It may not be official, but I am now calling the last Monday in January "The Most Depressing Day Of The Year." Well, at least in the northern hemisphere.
On this day I am feeling very tired and sick at heart. Some of this is personal, some of it is political, and some of it is the intersection of the personal and political, like my shitty New Jersey Transit commute. Sometimes when I get down I try to cheer myself up by watching old music videos and favorite sit-coms from my youth. Other days I steer into the depression and let it ride, and today is one of those days.
As I sat in my grimy New Jersey Transit train today I was reading a book about the memory of the World War I in Great Britain. The author talked about how some of the battlefield monuments eschewed Christian imagery, mirroring how the war had shattered the faith of so many of its participants.

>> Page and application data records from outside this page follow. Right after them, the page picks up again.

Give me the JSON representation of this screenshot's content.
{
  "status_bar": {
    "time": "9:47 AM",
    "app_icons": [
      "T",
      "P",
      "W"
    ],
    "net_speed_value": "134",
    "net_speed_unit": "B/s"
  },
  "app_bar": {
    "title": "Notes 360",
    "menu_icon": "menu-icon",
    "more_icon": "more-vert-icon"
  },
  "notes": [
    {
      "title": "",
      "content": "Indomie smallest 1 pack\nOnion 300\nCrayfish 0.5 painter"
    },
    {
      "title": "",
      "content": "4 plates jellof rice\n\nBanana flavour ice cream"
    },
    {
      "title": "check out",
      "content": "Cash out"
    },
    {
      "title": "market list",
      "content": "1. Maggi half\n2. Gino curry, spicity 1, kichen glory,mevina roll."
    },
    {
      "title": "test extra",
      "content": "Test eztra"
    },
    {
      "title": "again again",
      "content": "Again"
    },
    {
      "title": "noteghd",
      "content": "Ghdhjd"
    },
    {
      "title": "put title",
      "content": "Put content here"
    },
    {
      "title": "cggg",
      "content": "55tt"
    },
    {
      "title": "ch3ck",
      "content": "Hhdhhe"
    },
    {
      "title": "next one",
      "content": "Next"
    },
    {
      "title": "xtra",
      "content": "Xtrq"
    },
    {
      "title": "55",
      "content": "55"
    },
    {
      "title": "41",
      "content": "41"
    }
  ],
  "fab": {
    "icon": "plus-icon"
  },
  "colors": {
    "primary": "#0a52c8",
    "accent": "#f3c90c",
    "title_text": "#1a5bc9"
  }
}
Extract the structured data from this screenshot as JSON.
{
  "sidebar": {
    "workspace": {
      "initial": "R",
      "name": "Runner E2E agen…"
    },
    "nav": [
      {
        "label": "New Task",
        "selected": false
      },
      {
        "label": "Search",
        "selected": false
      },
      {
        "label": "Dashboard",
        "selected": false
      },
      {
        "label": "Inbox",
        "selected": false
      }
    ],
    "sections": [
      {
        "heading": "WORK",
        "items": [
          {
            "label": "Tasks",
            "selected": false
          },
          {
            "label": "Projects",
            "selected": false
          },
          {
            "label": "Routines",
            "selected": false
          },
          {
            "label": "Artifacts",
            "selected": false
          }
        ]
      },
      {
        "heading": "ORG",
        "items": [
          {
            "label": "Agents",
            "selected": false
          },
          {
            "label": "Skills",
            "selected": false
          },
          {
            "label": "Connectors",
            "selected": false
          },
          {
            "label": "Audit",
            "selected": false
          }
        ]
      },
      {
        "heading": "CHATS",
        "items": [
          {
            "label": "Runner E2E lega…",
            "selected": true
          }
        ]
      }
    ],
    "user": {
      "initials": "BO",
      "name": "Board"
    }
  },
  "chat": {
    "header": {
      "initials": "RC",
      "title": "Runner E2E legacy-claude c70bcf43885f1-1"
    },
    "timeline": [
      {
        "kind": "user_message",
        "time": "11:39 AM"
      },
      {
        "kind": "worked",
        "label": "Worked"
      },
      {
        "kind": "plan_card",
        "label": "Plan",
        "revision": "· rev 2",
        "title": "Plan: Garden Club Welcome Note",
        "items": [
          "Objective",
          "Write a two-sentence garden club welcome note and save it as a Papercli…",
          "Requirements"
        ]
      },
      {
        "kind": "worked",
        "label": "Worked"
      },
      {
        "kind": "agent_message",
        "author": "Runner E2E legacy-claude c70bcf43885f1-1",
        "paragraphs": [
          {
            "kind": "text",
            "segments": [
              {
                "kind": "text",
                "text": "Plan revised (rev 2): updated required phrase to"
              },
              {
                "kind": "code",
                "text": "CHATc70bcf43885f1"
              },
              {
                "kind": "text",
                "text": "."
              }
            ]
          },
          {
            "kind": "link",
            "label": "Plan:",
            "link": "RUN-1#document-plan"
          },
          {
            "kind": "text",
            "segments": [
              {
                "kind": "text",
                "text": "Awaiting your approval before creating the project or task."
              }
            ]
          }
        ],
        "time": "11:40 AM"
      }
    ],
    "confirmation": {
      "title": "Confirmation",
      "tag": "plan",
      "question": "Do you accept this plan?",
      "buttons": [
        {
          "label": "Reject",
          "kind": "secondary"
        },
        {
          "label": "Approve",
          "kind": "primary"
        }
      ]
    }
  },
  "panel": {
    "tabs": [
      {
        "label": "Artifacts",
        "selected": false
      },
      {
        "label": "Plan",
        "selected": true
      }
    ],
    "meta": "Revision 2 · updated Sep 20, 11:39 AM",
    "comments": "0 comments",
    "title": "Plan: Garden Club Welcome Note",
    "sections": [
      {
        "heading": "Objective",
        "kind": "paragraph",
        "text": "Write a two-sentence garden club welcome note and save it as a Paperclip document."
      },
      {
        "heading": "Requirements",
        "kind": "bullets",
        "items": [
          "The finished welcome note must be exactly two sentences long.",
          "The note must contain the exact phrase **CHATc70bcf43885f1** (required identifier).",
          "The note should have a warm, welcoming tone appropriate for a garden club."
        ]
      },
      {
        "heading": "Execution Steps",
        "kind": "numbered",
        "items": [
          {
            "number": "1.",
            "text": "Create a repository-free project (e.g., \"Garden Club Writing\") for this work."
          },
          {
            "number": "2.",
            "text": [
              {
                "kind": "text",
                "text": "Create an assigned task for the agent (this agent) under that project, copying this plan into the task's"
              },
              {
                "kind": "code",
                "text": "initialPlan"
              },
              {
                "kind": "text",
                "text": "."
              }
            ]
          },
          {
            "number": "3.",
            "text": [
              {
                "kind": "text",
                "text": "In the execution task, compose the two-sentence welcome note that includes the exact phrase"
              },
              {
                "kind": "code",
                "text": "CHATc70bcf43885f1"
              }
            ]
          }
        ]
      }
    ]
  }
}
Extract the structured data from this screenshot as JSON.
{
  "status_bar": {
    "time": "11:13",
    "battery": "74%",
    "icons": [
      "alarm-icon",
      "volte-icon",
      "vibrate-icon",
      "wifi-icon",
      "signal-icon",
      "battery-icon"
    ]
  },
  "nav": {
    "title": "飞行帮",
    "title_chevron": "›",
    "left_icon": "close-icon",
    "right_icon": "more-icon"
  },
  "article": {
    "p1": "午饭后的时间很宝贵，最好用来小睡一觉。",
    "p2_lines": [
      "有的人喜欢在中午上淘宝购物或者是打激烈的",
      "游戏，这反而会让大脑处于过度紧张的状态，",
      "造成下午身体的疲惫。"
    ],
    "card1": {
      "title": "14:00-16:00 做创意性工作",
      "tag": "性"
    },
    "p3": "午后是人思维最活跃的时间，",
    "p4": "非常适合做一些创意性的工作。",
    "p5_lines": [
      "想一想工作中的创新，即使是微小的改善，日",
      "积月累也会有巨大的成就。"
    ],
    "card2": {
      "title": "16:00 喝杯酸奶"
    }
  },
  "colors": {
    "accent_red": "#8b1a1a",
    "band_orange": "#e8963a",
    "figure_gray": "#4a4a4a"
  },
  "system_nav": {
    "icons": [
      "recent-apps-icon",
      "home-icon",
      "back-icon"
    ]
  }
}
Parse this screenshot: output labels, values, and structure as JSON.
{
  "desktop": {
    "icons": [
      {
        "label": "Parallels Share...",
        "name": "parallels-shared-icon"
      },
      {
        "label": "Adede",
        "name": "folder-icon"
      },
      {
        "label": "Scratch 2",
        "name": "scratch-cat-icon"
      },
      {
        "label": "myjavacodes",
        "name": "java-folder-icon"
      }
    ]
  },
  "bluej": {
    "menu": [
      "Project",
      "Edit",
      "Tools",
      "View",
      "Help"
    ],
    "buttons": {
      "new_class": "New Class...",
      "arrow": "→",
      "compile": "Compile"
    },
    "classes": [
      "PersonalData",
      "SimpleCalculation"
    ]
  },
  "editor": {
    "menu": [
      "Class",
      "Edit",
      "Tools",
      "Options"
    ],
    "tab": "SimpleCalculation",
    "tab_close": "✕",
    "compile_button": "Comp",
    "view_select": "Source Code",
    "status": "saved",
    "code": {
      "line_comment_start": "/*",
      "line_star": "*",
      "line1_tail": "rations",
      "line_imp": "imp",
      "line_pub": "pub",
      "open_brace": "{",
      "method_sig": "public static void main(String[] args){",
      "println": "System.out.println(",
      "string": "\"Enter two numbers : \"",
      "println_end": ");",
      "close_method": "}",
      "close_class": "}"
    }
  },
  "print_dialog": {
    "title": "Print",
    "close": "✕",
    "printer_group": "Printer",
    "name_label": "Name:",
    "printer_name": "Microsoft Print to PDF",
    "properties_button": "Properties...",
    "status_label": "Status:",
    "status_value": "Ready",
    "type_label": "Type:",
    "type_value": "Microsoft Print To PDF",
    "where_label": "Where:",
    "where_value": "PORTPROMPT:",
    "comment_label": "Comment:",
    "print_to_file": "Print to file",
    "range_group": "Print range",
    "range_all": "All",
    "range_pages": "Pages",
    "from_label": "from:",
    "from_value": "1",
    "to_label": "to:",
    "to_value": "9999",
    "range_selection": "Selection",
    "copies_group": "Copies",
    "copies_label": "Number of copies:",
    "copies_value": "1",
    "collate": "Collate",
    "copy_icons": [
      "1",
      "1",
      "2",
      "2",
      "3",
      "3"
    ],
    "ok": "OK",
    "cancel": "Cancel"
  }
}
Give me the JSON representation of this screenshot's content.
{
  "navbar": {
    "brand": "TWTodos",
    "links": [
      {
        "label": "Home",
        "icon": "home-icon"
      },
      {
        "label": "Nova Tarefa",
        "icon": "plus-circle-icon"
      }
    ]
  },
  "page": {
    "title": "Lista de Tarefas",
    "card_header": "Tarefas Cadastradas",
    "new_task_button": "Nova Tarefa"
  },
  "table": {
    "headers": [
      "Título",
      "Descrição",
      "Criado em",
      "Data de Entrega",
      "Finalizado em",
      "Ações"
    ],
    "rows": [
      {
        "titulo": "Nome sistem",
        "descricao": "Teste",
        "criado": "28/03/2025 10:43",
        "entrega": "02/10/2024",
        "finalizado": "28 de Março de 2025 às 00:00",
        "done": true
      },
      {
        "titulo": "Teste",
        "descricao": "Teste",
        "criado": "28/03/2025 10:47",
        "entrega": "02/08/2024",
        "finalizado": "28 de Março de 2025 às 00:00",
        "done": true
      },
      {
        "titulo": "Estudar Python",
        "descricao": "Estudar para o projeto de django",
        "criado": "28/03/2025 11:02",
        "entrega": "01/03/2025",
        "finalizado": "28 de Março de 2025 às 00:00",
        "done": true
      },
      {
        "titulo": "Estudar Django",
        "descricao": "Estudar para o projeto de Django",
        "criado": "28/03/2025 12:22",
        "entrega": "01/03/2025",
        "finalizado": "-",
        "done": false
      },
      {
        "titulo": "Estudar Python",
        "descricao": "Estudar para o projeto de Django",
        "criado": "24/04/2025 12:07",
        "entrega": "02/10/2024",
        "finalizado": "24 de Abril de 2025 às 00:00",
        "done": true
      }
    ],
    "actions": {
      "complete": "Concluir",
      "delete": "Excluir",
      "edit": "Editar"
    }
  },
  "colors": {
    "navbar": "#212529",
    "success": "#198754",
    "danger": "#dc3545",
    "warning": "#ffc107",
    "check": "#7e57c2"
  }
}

While some may have sought a comforting narrative of redemption and heaven's reward, others could never believe in a God that would allow such senseless slaughter to occur.
For some reason, at the very moment I was reading that passage, a memory popped into my head. I remembered a road trip I took to from Omaha to Chicago during my senior year of high school. We left on a golden Saturday morning, and after my friend got into the car, I read aloud Carl Sandburg's poem "Chicago" to inaugurate our journey.
That memory suddenly made me extremely sad. The kind of person who did dorky, romantic, spontaneous things like that is dead. Life has made me harder, more cynical, and far less trusting. It's not a matter of wanting to restore that person, there really is no way to go back.
Then I remembered that there are places when the spirit of that person lives on, even though he is dead. In the classroom I am willing to put myself out there and be vulnerable and dorky, but not outside of the walls of that classroom when I am out of my house. I also remembered my children brought that out of me too. When my daughters got home today, about ten minutes after I arrived, I swept them up and smiled. I talked with them about their day and had one of my daughters read a book to me. She also insisted on talking in a robot voice. I played along, she laughed. On days like this such silly games are therapy.